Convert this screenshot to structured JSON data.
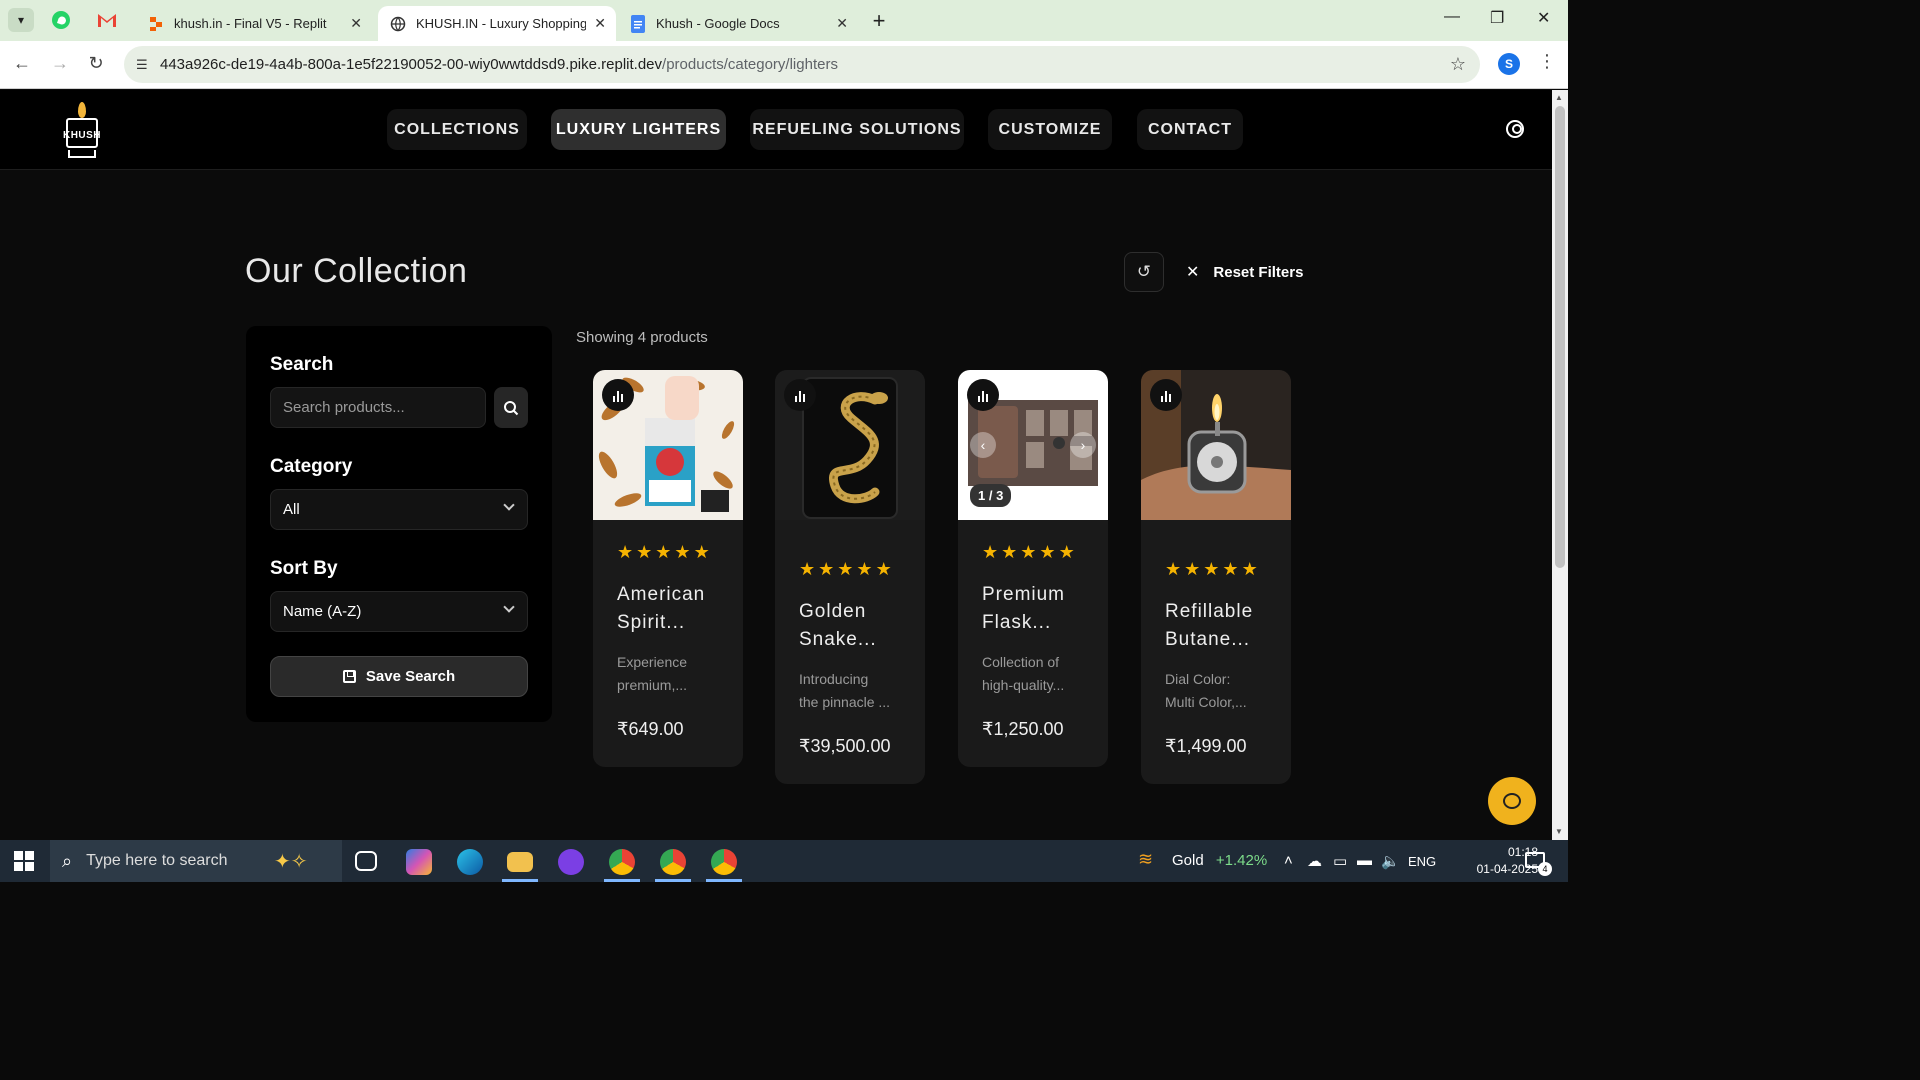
{
  "browser": {
    "tabs": [
      {
        "title": "khush.in - Final V5 - Replit",
        "active": false
      },
      {
        "title": "KHUSH.IN - Luxury Shopping Ex",
        "active": true
      },
      {
        "title": "Khush - Google Docs",
        "active": false
      }
    ],
    "url_host": "443a926c-de19-4a4b-800a-1e5f22190052-00-wiy0wwtddsd9.pike.replit.dev",
    "url_path": "/products/category/lighters",
    "profile_initial": "S"
  },
  "site": {
    "logo_text": "KHUSH",
    "nav": [
      {
        "label": "COLLECTIONS",
        "active": false
      },
      {
        "label": "LUXURY LIGHTERS",
        "active": true
      },
      {
        "label": "REFUELING SOLUTIONS",
        "active": false
      },
      {
        "label": "CUSTOMIZE",
        "active": false
      },
      {
        "label": "CONTACT",
        "active": false
      }
    ],
    "page_title": "Our Collection",
    "reset_filters": "Reset Filters",
    "sidebar": {
      "search_label": "Search",
      "search_placeholder": "Search products...",
      "category_label": "Category",
      "category_value": "All",
      "sort_label": "Sort By",
      "sort_value": "Name (A-Z)",
      "save_search": "Save Search"
    },
    "showing_text": "Showing 4 products",
    "products": [
      {
        "title_l1": "American",
        "title_l2": "Spirit...",
        "desc_l1": "Experience",
        "desc_l2": "premium,...",
        "price": "₹649.00",
        "rating": 5
      },
      {
        "title_l1": "Golden",
        "title_l2": "Snake...",
        "desc_l1": "Introducing",
        "desc_l2": "the pinnacle ...",
        "price": "₹39,500.00",
        "rating": 5
      },
      {
        "title_l1": "Premium",
        "title_l2": "Flask...",
        "desc_l1": "Collection of",
        "desc_l2": "high-quality...",
        "price": "₹1,250.00",
        "rating": 5,
        "slide_counter": "1 / 3"
      },
      {
        "title_l1": "Refillable",
        "title_l2": "Butane...",
        "desc_l1": "Dial Color:",
        "desc_l2": "Multi Color,...",
        "price": "₹1,499.00",
        "rating": 5
      }
    ],
    "star_glyph": "★",
    "accent_color": "#f0b21d"
  },
  "taskbar": {
    "search_placeholder": "Type here to search",
    "widget_label": "Gold",
    "widget_value": "+1.42%",
    "language": "ENG",
    "time": "01:18",
    "date": "01-04-2025",
    "notification_count": "4"
  }
}
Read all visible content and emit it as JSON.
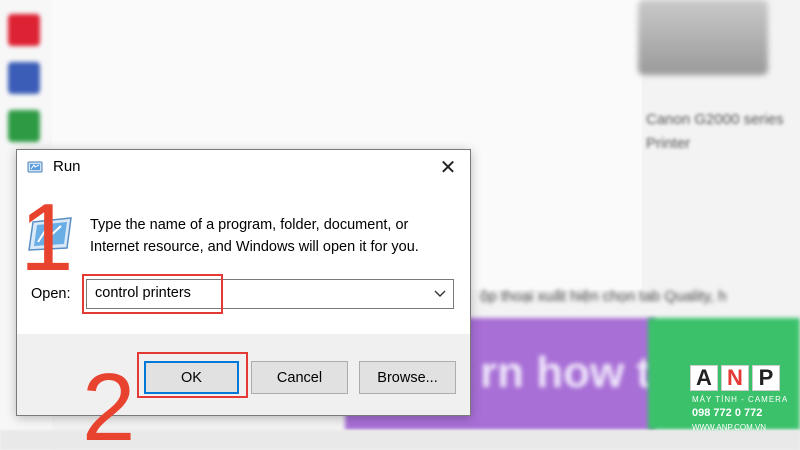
{
  "background": {
    "printer_caption": "Canon G2000 series Printer",
    "article_snippet": "ộp thoại xuất hiện chọn tab Quality, h",
    "banner_text": "rn how to d"
  },
  "dialog": {
    "title": "Run",
    "description": "Type the name of a program, folder, document, or Internet resource, and Windows will open it for you.",
    "open_label": "Open:",
    "open_value": "control printers",
    "buttons": {
      "ok": "OK",
      "cancel": "Cancel",
      "browse": "Browse..."
    },
    "close_symbol": "✕"
  },
  "annotations": {
    "step1": "1",
    "step2": "2",
    "highlight_color": "#e53935"
  },
  "logo": {
    "letters": [
      "A",
      "N",
      "P"
    ],
    "tagline": "MÁY TÍNH - CAMERA",
    "phone": "098 772 0 772",
    "url": "WWW.ANP.COM.VN"
  },
  "icons": {
    "title": "run-icon",
    "big": "run-large-icon",
    "dropdown": "chevron-down-icon",
    "close": "close-icon"
  }
}
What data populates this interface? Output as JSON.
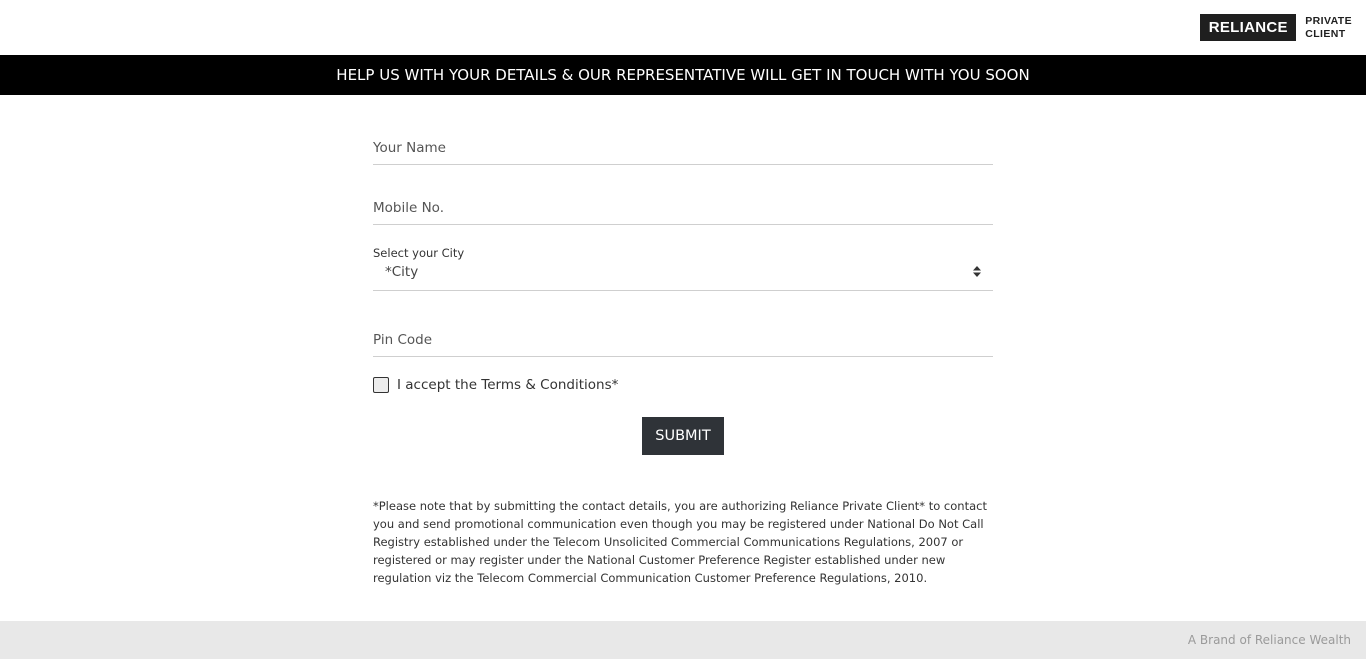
{
  "header": {
    "logo_main": "RELIANCE",
    "logo_sub_line1": "PRIVATE",
    "logo_sub_line2": "CLIENT"
  },
  "banner": {
    "text": "HELP US WITH YOUR DETAILS & OUR REPRESENTATIVE WILL GET IN TOUCH WITH YOU SOON"
  },
  "form": {
    "name_placeholder": "Your Name",
    "mobile_placeholder": "Mobile No.",
    "city_label": "Select your City",
    "city_selected": "*City",
    "pin_placeholder": "Pin Code",
    "terms_label": "I accept the Terms & Conditions*",
    "submit_label": "SUBMIT",
    "disclaimer": "*Please note that by submitting the contact details, you are authorizing Reliance Private Client* to contact you and send promotional communication even though you may be registered under National Do Not Call Registry established under the Telecom Unsolicited Commercial Communications Regulations, 2007 or registered or may register under the National Customer Preference Register established under new regulation viz the Telecom Commercial Communication Customer Preference Regulations, 2010."
  },
  "footer": {
    "text": "A Brand of Reliance Wealth"
  },
  "colors": {
    "banner_bg": "#000000",
    "submit_bg": "#2f3338",
    "footer_bg": "#e8e8e8"
  },
  "icons": {
    "select_arrow": "sort-icon"
  }
}
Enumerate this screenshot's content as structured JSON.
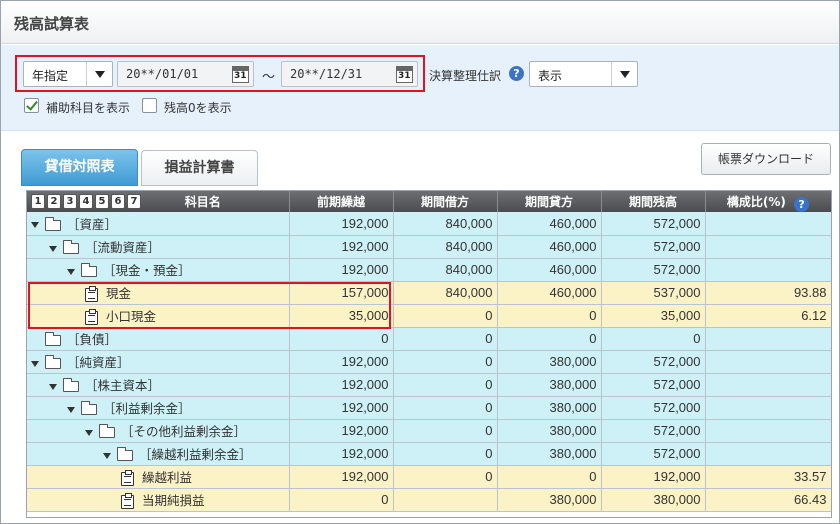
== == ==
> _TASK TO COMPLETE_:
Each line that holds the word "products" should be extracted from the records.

> _TASK SOLUTION_:
    "url_path": "/products/category/lighters",
      "search_placeholder": "Search products...",
    "showing_text": "Showing 4 products",
    "products": [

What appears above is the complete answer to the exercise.